Among the entries below, find the lines that contain the string "icon". State only how many there are.

(TASK INPUTS)

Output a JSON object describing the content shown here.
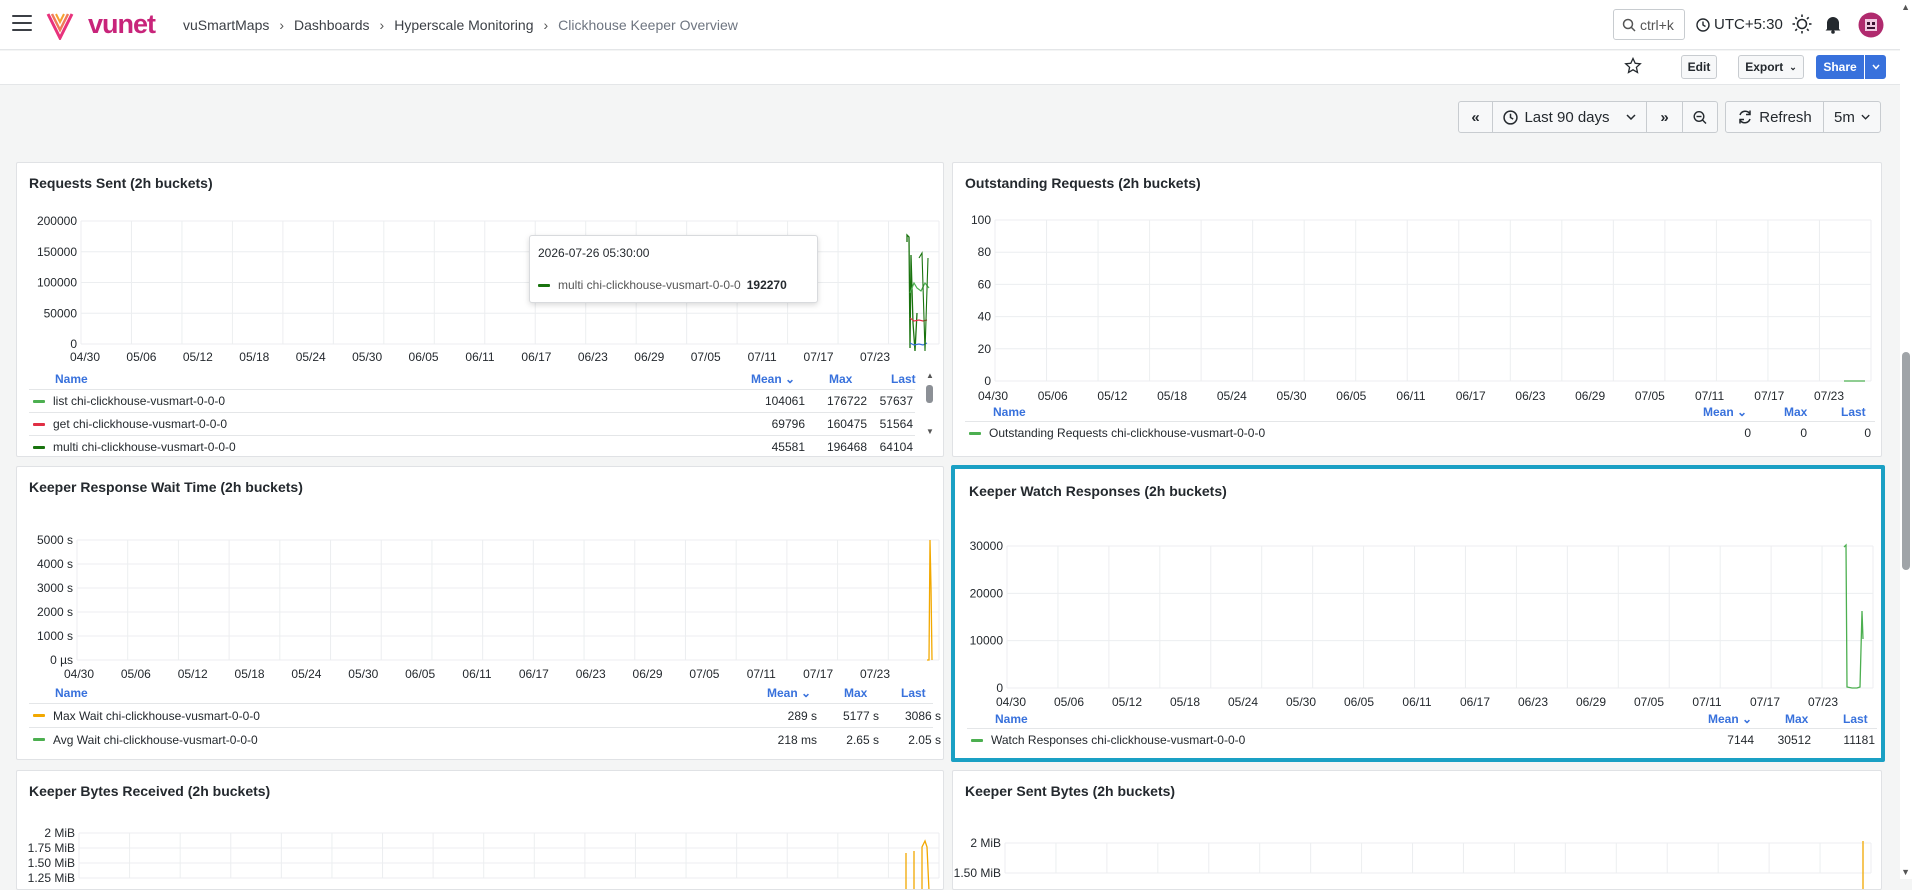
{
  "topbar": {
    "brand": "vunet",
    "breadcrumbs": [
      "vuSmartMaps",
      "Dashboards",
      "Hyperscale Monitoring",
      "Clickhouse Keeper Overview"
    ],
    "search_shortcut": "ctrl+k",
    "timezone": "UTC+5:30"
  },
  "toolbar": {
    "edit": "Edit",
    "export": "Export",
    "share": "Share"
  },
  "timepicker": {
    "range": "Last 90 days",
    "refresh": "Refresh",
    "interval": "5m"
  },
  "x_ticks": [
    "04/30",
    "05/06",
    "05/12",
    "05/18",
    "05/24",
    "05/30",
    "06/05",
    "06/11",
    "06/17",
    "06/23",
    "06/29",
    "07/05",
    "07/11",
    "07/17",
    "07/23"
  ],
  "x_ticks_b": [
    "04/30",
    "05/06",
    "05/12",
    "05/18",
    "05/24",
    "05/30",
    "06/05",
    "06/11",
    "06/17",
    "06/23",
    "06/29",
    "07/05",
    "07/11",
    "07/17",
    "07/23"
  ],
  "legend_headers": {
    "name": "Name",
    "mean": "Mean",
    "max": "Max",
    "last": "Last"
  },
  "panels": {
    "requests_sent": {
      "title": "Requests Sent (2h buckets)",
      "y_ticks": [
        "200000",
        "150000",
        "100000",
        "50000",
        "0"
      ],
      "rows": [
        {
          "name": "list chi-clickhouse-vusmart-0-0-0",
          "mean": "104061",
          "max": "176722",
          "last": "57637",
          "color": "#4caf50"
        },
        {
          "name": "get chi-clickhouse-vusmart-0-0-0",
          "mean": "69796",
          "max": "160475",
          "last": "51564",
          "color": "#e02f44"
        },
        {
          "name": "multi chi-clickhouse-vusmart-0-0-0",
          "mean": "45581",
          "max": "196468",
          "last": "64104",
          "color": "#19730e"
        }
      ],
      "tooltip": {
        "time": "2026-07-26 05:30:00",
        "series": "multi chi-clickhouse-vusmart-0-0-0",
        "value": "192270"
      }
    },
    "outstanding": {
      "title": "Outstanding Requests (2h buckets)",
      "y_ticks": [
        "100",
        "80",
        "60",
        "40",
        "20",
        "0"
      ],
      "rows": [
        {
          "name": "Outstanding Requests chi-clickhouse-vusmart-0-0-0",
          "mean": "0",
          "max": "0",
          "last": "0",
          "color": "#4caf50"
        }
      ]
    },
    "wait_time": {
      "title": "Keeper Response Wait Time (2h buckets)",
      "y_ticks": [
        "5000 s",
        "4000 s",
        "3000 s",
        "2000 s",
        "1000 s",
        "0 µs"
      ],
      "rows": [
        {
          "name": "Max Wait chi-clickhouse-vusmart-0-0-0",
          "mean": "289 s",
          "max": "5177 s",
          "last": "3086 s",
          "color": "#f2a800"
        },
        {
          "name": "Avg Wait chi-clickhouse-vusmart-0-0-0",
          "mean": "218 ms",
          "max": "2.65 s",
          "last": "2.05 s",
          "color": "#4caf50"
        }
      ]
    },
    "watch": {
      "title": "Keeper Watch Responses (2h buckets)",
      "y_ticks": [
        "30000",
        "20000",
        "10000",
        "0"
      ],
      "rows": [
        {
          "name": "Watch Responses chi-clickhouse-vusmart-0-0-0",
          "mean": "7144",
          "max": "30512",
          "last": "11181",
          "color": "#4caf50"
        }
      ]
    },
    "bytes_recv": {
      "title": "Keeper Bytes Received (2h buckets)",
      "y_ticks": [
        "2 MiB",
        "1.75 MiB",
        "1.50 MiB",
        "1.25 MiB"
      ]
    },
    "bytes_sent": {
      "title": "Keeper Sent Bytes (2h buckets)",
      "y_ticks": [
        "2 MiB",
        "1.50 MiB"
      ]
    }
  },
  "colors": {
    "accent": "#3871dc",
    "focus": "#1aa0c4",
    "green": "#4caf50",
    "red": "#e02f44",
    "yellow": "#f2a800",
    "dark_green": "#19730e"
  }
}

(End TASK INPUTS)
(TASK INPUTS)

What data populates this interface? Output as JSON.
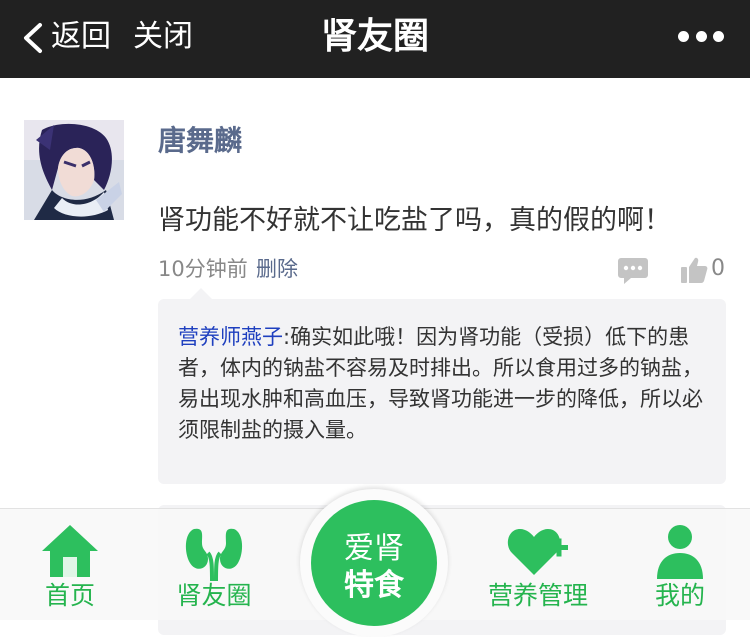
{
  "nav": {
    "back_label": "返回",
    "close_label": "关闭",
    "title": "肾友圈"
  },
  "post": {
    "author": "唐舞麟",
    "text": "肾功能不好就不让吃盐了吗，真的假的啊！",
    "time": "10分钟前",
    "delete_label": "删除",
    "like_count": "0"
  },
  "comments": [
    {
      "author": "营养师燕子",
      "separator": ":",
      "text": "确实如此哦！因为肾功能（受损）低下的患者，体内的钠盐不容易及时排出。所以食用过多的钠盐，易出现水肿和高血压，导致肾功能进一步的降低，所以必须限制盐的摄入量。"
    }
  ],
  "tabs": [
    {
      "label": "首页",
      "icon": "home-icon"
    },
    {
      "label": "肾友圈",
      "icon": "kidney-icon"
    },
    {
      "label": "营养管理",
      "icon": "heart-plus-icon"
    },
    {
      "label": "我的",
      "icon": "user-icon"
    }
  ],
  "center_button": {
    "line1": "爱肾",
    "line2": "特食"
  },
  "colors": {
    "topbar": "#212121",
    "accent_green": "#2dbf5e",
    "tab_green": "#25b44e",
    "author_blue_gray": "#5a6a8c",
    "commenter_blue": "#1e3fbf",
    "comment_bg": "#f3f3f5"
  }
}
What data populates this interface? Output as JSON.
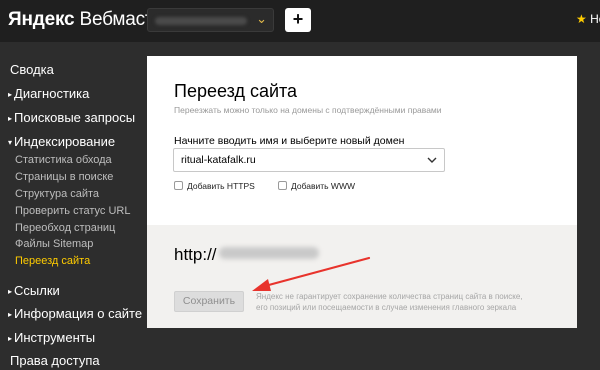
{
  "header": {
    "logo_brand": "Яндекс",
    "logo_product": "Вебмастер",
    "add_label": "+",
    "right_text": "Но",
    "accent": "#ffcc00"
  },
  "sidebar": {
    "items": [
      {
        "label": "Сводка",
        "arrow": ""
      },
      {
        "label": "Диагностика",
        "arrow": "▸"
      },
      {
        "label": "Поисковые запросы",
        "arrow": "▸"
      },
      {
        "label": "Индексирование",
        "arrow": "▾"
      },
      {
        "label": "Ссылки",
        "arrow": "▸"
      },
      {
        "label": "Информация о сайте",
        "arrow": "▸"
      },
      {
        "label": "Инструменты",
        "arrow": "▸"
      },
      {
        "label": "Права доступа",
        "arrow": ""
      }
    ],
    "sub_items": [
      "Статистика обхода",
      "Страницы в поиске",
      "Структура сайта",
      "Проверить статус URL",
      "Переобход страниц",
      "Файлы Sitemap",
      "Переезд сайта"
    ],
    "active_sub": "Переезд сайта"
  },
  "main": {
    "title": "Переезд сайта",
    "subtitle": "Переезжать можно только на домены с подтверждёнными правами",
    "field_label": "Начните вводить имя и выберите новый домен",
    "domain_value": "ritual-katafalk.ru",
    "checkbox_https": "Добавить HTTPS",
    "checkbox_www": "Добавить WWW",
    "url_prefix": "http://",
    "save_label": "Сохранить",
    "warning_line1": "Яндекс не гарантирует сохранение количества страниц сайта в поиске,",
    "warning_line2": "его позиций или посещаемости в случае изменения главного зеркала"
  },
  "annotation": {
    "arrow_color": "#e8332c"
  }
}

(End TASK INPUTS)

▶ WRITTEN RESPONSE: 4